### [WHAT YOU SHOULD DO]
Only lines with the word "Select" belong in the answer; copy them from the records below.

Segment Start: MATERIALS PROVIDED

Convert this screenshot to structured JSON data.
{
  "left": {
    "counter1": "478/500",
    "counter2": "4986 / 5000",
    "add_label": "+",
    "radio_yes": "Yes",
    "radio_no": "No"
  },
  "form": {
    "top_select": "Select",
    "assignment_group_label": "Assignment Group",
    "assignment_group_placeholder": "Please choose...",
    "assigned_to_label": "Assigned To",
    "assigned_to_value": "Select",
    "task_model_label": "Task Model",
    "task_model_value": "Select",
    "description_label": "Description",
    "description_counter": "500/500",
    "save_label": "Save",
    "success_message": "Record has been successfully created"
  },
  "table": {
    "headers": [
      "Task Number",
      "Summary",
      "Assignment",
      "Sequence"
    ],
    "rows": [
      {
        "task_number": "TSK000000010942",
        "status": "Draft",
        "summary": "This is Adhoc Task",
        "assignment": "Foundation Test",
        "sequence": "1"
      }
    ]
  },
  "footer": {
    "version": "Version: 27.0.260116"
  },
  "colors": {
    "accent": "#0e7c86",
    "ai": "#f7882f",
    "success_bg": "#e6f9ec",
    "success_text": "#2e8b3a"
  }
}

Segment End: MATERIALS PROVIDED

### [YOUR SOLUTION]
    "top_select": "Select",
    "assigned_to_value": "Select",
    "task_model_value": "Select",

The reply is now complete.